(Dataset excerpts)
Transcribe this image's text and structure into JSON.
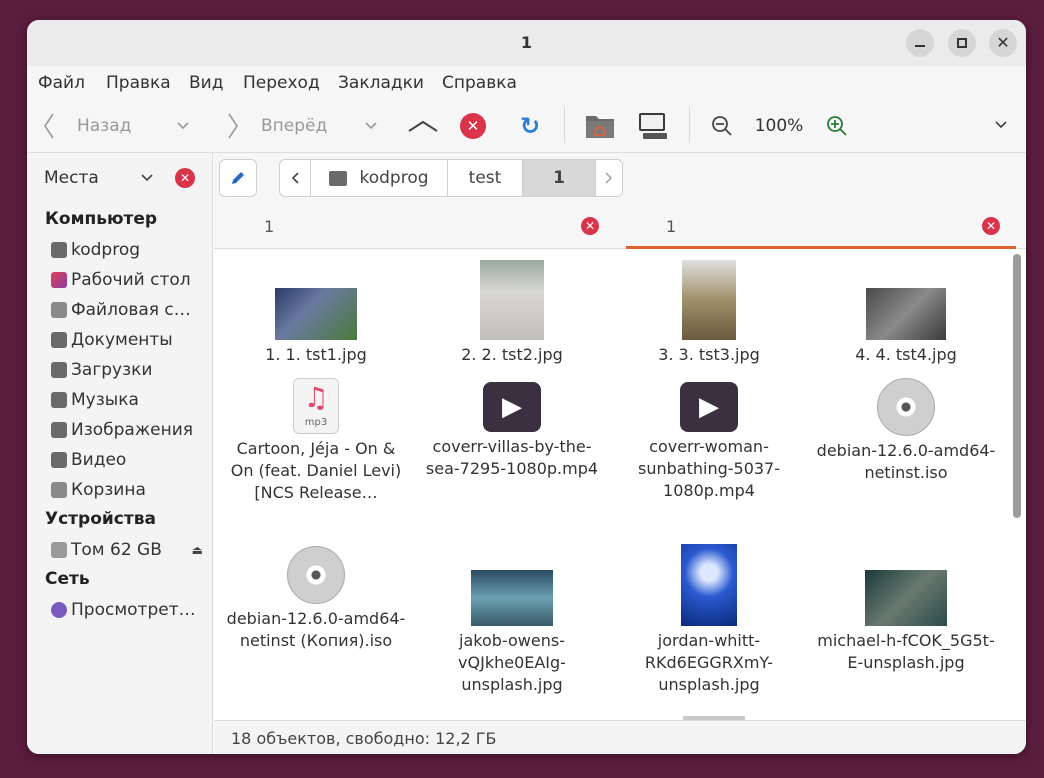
{
  "window": {
    "title": "1"
  },
  "menu": [
    "Файл",
    "Правка",
    "Вид",
    "Переход",
    "Закладки",
    "Справка"
  ],
  "toolbar": {
    "back_label": "Назад",
    "forward_label": "Вперёд",
    "zoom": "100%"
  },
  "sidebar": {
    "places_label": "Места",
    "computer_header": "Компьютер",
    "computer_items": [
      "kodprog",
      "Рабочий стол",
      "Файловая с…",
      "Документы",
      "Загрузки",
      "Музыка",
      "Изображения",
      "Видео",
      "Корзина"
    ],
    "devices_header": "Устройства",
    "device_item": "Том 62 GB",
    "network_header": "Сеть",
    "network_item": "Просмотрет…"
  },
  "path": [
    "kodprog",
    "test",
    "1"
  ],
  "tabs": [
    "1",
    "1"
  ],
  "files": [
    {
      "name": "1. 1. tst1.jpg",
      "type": "image",
      "color": "#4a5a8a"
    },
    {
      "name": "2. 2. tst2.jpg",
      "type": "image",
      "color": "#c8c8c0"
    },
    {
      "name": "3. 3. tst3.jpg",
      "type": "image",
      "color": "#8a7a60"
    },
    {
      "name": "4. 4. tst4.jpg",
      "type": "image",
      "color": "#5a5a5a"
    },
    {
      "name": "Cartoon, Jéja - On & On (feat. Daniel Levi) [NCS Release…",
      "type": "audio",
      "badge": "mp3"
    },
    {
      "name": "coverr-villas-by-the-sea-7295-1080p.mp4",
      "type": "video"
    },
    {
      "name": "coverr-woman-sunbathing-5037-1080p.mp4",
      "type": "video"
    },
    {
      "name": "debian-12.6.0-amd64-netinst.iso",
      "type": "disc"
    },
    {
      "name": "debian-12.6.0-amd64-netinst (Копия).iso",
      "type": "disc"
    },
    {
      "name": "jakob-owens-vQJkhe0EAIg-unsplash.jpg",
      "type": "image",
      "color": "#3a6a80"
    },
    {
      "name": "jordan-whitt-RKd6EGGRXmY-unsplash.jpg",
      "type": "image",
      "color": "#1a3a8a"
    },
    {
      "name": "michael-h-fCOK_5G5t-E-unsplash.jpg",
      "type": "image",
      "color": "#2a5050"
    }
  ],
  "status": "18 объектов, свободно: 12,2 ГБ"
}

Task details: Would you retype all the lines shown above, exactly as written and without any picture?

Written solution:
Transcribe this image's text and structure into JSON.
{
  "window": {
    "title": "1"
  },
  "menu": [
    "Файл",
    "Правка",
    "Вид",
    "Переход",
    "Закладки",
    "Справка"
  ],
  "toolbar": {
    "back_label": "Назад",
    "forward_label": "Вперёд",
    "zoom": "100%"
  },
  "sidebar": {
    "places_label": "Места",
    "computer_header": "Компьютер",
    "computer_items": [
      "kodprog",
      "Рабочий стол",
      "Файловая с…",
      "Документы",
      "Загрузки",
      "Музыка",
      "Изображения",
      "Видео",
      "Корзина"
    ],
    "devices_header": "Устройства",
    "device_item": "Том 62 GB",
    "network_header": "Сеть",
    "network_item": "Просмотрет…"
  },
  "path": [
    "kodprog",
    "test",
    "1"
  ],
  "tabs": [
    "1",
    "1"
  ],
  "files": [
    {
      "name": "1. 1. tst1.jpg",
      "type": "image",
      "color": "#4a5a8a"
    },
    {
      "name": "2. 2. tst2.jpg",
      "type": "image",
      "color": "#c8c8c0"
    },
    {
      "name": "3. 3. tst3.jpg",
      "type": "image",
      "color": "#8a7a60"
    },
    {
      "name": "4. 4. tst4.jpg",
      "type": "image",
      "color": "#5a5a5a"
    },
    {
      "name": "Cartoon, Jéja - On & On (feat. Daniel Levi) [NCS Release…",
      "type": "audio",
      "badge": "mp3"
    },
    {
      "name": "coverr-villas-by-the-sea-7295-1080p.mp4",
      "type": "video"
    },
    {
      "name": "coverr-woman-sunbathing-5037-1080p.mp4",
      "type": "video"
    },
    {
      "name": "debian-12.6.0-amd64-netinst.iso",
      "type": "disc"
    },
    {
      "name": "debian-12.6.0-amd64-netinst (Копия).iso",
      "type": "disc"
    },
    {
      "name": "jakob-owens-vQJkhe0EAIg-unsplash.jpg",
      "type": "image",
      "color": "#3a6a80"
    },
    {
      "name": "jordan-whitt-RKd6EGGRXmY-unsplash.jpg",
      "type": "image",
      "color": "#1a3a8a"
    },
    {
      "name": "michael-h-fCOK_5G5t-E-unsplash.jpg",
      "type": "image",
      "color": "#2a5050"
    }
  ],
  "status": "18 объектов, свободно: 12,2 ГБ"
}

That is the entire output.